Democracy or bureaucracy?
Are there any circumstances in which democracy is a bad idea?
I freely confess that question is posed in a deliberately provocative form to stir you out of your Festive shopping torpor.
Try again. Is it possible, credibly, to argue against the introduction of direct elections to an organisation which spends public money and provides a public service?
Sundry Scottish politicians are about to try. Holyrood's Health Committee has published its report on plans to introduce an element of direct elections to health boards.
The response? A discernibly grudging maybe. For why? How can elected Parliamentary politicians quibble at the extension of democracy to the NHS?
The formal answer is that, while there is a need to improve health board accountability, the evidence gathered does not presently point to direct elections as the solution.
The informal answer from some? That direct elections could provide a further blockage in a service already beset by bureaucracy as Nimbies with zero expertise but a finely honed sense of grievance pursue their own agendas.

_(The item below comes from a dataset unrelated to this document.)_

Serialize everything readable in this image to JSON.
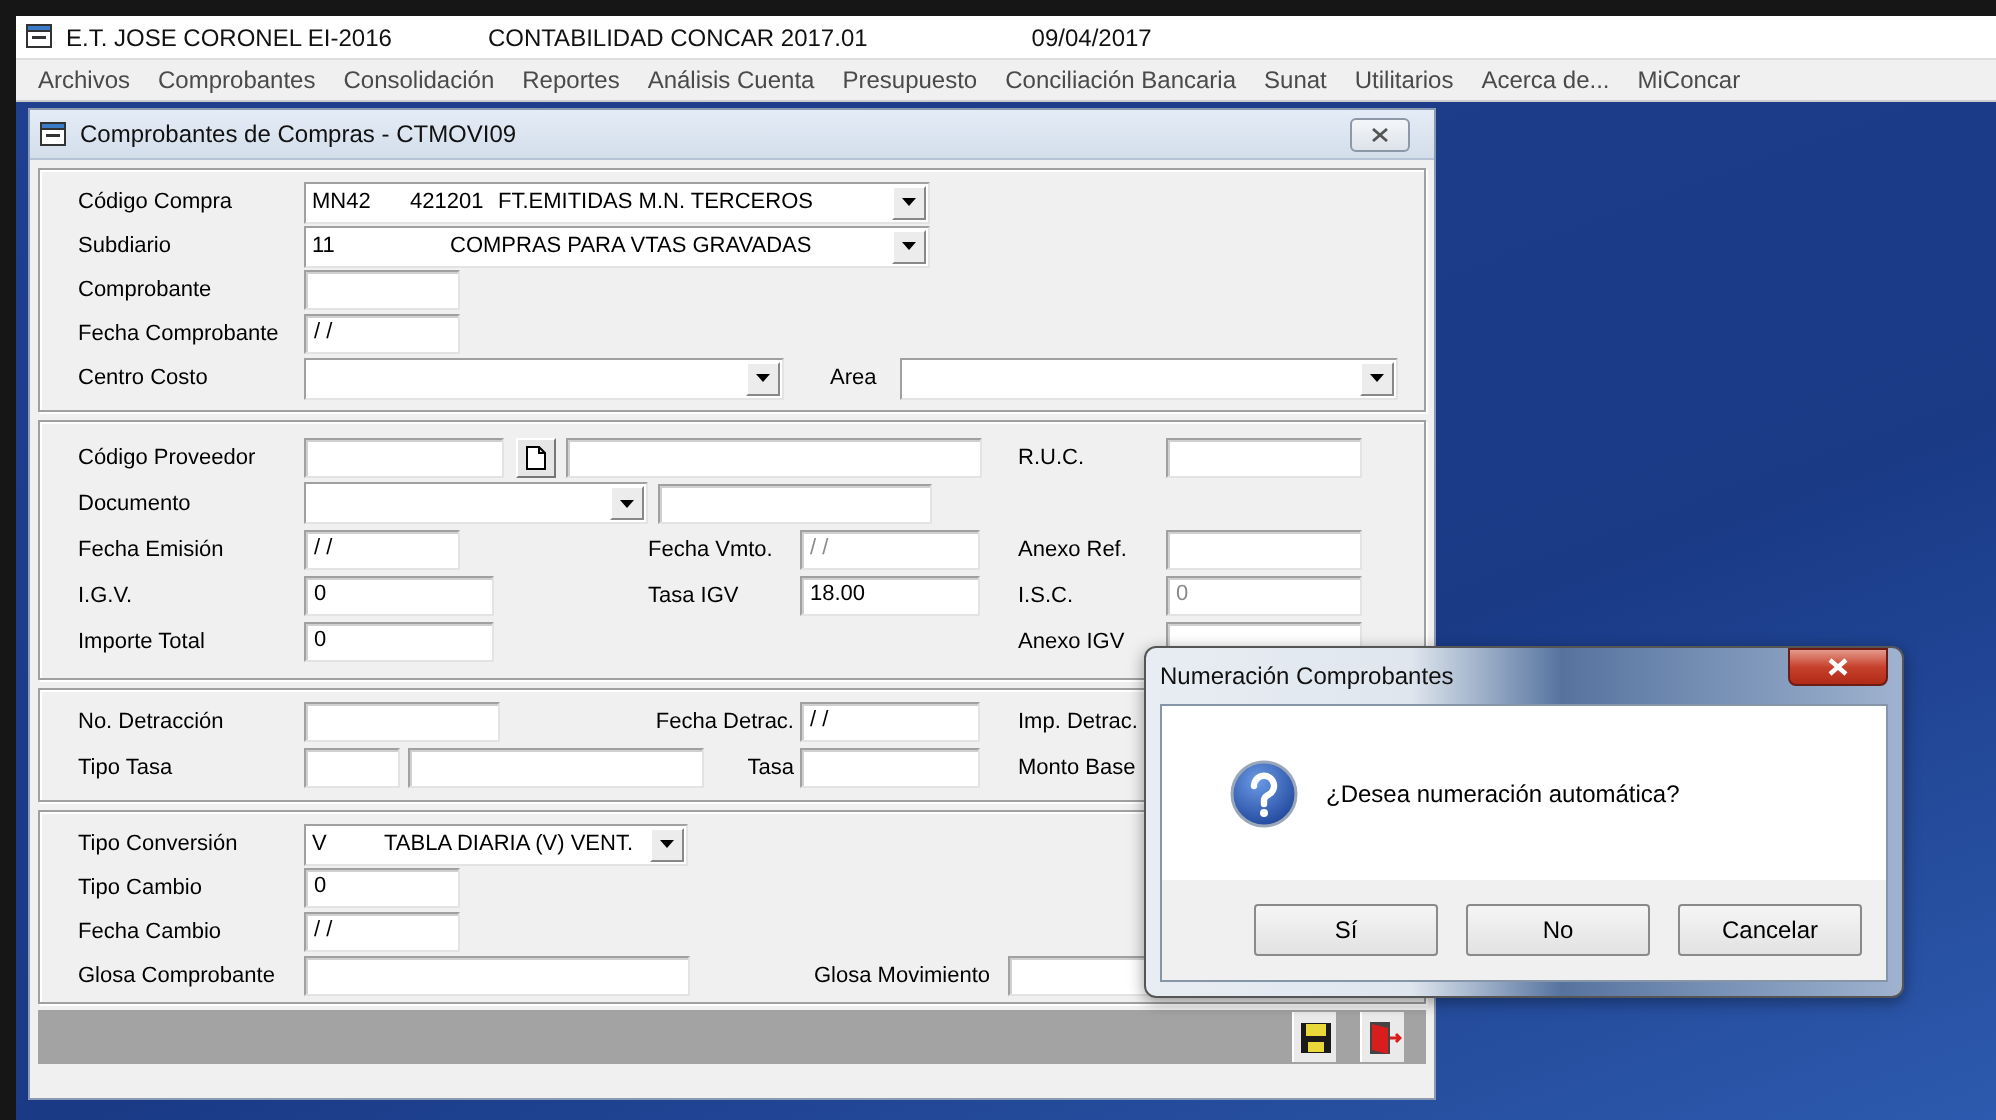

(For the avoidance of doubt, that last sentence is also deliberately provocative - summarising the trenchantly held views of others.)

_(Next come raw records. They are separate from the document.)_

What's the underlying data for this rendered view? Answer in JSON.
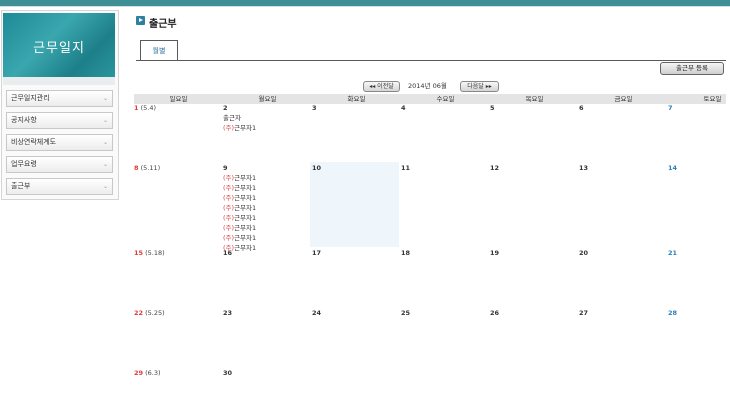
{
  "sidebar": {
    "header": "근무일지",
    "items": [
      {
        "label": "근무일지관리"
      },
      {
        "label": "공지사항"
      },
      {
        "label": "비상연락체계도"
      },
      {
        "label": "업무요령"
      },
      {
        "label": "출근부"
      }
    ]
  },
  "main": {
    "title": "출근부",
    "tab_label": "월별",
    "register_button": "출근부 등록",
    "prev_button": "◂◂ 이전달",
    "next_button": "다음달 ▸▸",
    "month_label": "2014년 06월"
  },
  "calendar": {
    "weekdays": [
      "일요일",
      "월요일",
      "화요일",
      "수요일",
      "목요일",
      "금요일",
      "토요일"
    ],
    "weeks": [
      {
        "days": [
          {
            "num": "1",
            "lunar": "(5.4)",
            "events": []
          },
          {
            "num": "2",
            "lunar": "",
            "events": [
              {
                "tag": "",
                "text": "출근자"
              },
              {
                "tag": "(주)",
                "text": "근무자1"
              }
            ]
          },
          {
            "num": "3",
            "lunar": "",
            "events": []
          },
          {
            "num": "4",
            "lunar": "",
            "events": []
          },
          {
            "num": "5",
            "lunar": "",
            "events": []
          },
          {
            "num": "6",
            "lunar": "",
            "events": []
          },
          {
            "num": "7",
            "lunar": "",
            "events": []
          }
        ]
      },
      {
        "days": [
          {
            "num": "8",
            "lunar": "(5.11)",
            "events": []
          },
          {
            "num": "9",
            "lunar": "",
            "events": [
              {
                "tag": "(주)",
                "text": "근무자1"
              },
              {
                "tag": "(주)",
                "text": "근무자1"
              },
              {
                "tag": "(주)",
                "text": "근무자1"
              },
              {
                "tag": "(주)",
                "text": "근무자1"
              },
              {
                "tag": "(주)",
                "text": "근무자1"
              },
              {
                "tag": "(주)",
                "text": "근무자1"
              },
              {
                "tag": "(주)",
                "text": "근무자1"
              },
              {
                "tag": "(주)",
                "text": "근무자1"
              }
            ]
          },
          {
            "num": "10",
            "lunar": "",
            "events": []
          },
          {
            "num": "11",
            "lunar": "",
            "events": []
          },
          {
            "num": "12",
            "lunar": "",
            "events": []
          },
          {
            "num": "13",
            "lunar": "",
            "events": []
          },
          {
            "num": "14",
            "lunar": "",
            "events": []
          }
        ]
      },
      {
        "days": [
          {
            "num": "15",
            "lunar": "(5.18)",
            "events": []
          },
          {
            "num": "16",
            "lunar": "",
            "events": []
          },
          {
            "num": "17",
            "lunar": "",
            "events": []
          },
          {
            "num": "18",
            "lunar": "",
            "events": []
          },
          {
            "num": "19",
            "lunar": "",
            "events": []
          },
          {
            "num": "20",
            "lunar": "",
            "events": []
          },
          {
            "num": "21",
            "lunar": "",
            "events": []
          }
        ]
      },
      {
        "days": [
          {
            "num": "22",
            "lunar": "(5.25)",
            "events": []
          },
          {
            "num": "23",
            "lunar": "",
            "events": []
          },
          {
            "num": "24",
            "lunar": "",
            "events": []
          },
          {
            "num": "25",
            "lunar": "",
            "events": []
          },
          {
            "num": "26",
            "lunar": "",
            "events": []
          },
          {
            "num": "27",
            "lunar": "",
            "events": []
          },
          {
            "num": "28",
            "lunar": "",
            "events": []
          }
        ]
      },
      {
        "days": [
          {
            "num": "29",
            "lunar": "(6.3)",
            "events": []
          },
          {
            "num": "30",
            "lunar": "",
            "events": []
          }
        ]
      }
    ]
  },
  "colors": {
    "accent": "#3e8e96",
    "sunday": "#e03b3b",
    "saturday": "#2a7fb8",
    "today_bg": "#eef6fc"
  }
}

But how to argue against democracy? With delicious irony, the Liberal Democrats - who carry their elective principles in their title - have a shot.

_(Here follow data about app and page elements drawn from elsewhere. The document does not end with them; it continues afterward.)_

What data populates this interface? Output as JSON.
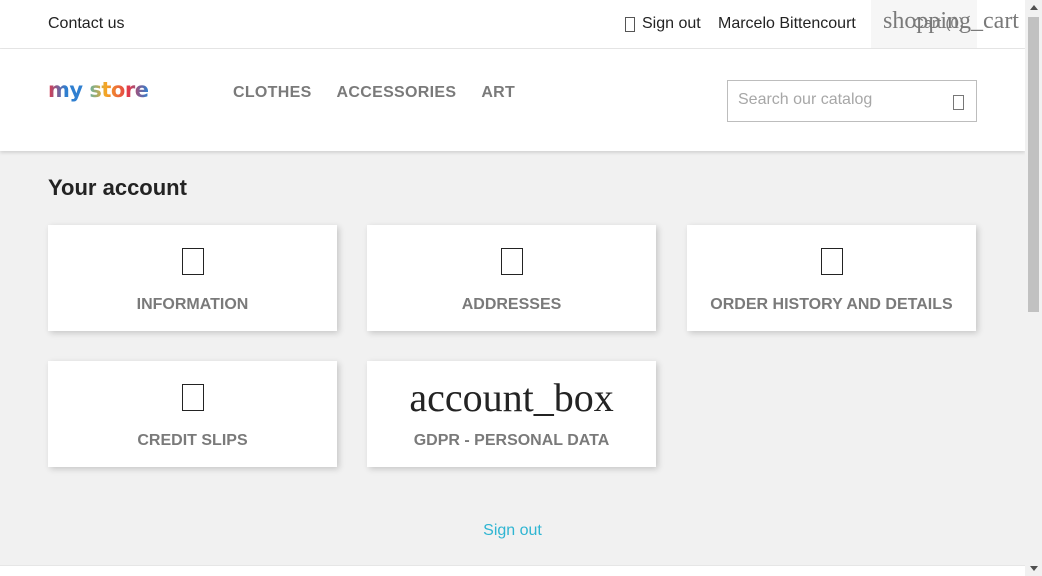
{
  "topbar": {
    "contact_label": "Contact us",
    "signout_label": "Sign out",
    "username": "Marcelo Bittencourt",
    "cart_icon_text": "shopping_cart",
    "cart_label": "Cart (0)"
  },
  "header": {
    "logo": {
      "part1": "my",
      "part2": " store"
    },
    "nav": [
      "CLOTHES",
      "ACCESSORIES",
      "ART"
    ],
    "search_placeholder": "Search our catalog",
    "search_icon": "search-icon"
  },
  "main": {
    "title": "Your account",
    "cards": [
      {
        "label": "INFORMATION",
        "icon": "person-icon"
      },
      {
        "label": "ADDRESSES",
        "icon": "location-icon"
      },
      {
        "label": "ORDER HISTORY AND DETAILS",
        "icon": "history-icon"
      },
      {
        "label": "CREDIT SLIPS",
        "icon": "receipt-icon"
      },
      {
        "label": "GDPR - PERSONAL DATA",
        "icon_text": "account_box"
      }
    ],
    "signout_link": "Sign out"
  },
  "colors": {
    "accent": "#2fb5d2",
    "background": "#f1f1f1",
    "muted_text": "#7a7a7a"
  }
}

They say broad accountability might better be enhanced by involving local authorities more closely in health boards.
At the very least, say they, let us have full and thorough evaluation of pilots before full implementation.
Such is the conclusion of the committee who urge Ministers to make clear that they will proceed cautiously, if at all.
More generally, we need to determine the purpose of health boards first.
Are they expert bodies challenged by central government to provide health care to a common template but building upon local circumstances?
If they are, then local direct democracy may not be merited. Think of it this way. Would you want decisions about your surgical treatment taken by clinicians - or by single transferable vote?
Then translate that answer into the generality of health provision.
Alternatively, are health boards channels for the practical expression of public opinion into hospitals and NHS services.
In which case, direct elections are entirely valid.
In short, should health boards lead or follow.
As ever, there are arguments to be advanced on both sides.
It strikes me, however, that we are somewhat blurring the core debate by focusing purely or primarily on the method of choosing health board members.
First, Scotland needs to decide what function health boards serve.
I'd welcome your views. Based, I would plead, upon your experience and observation - not your party allegiances.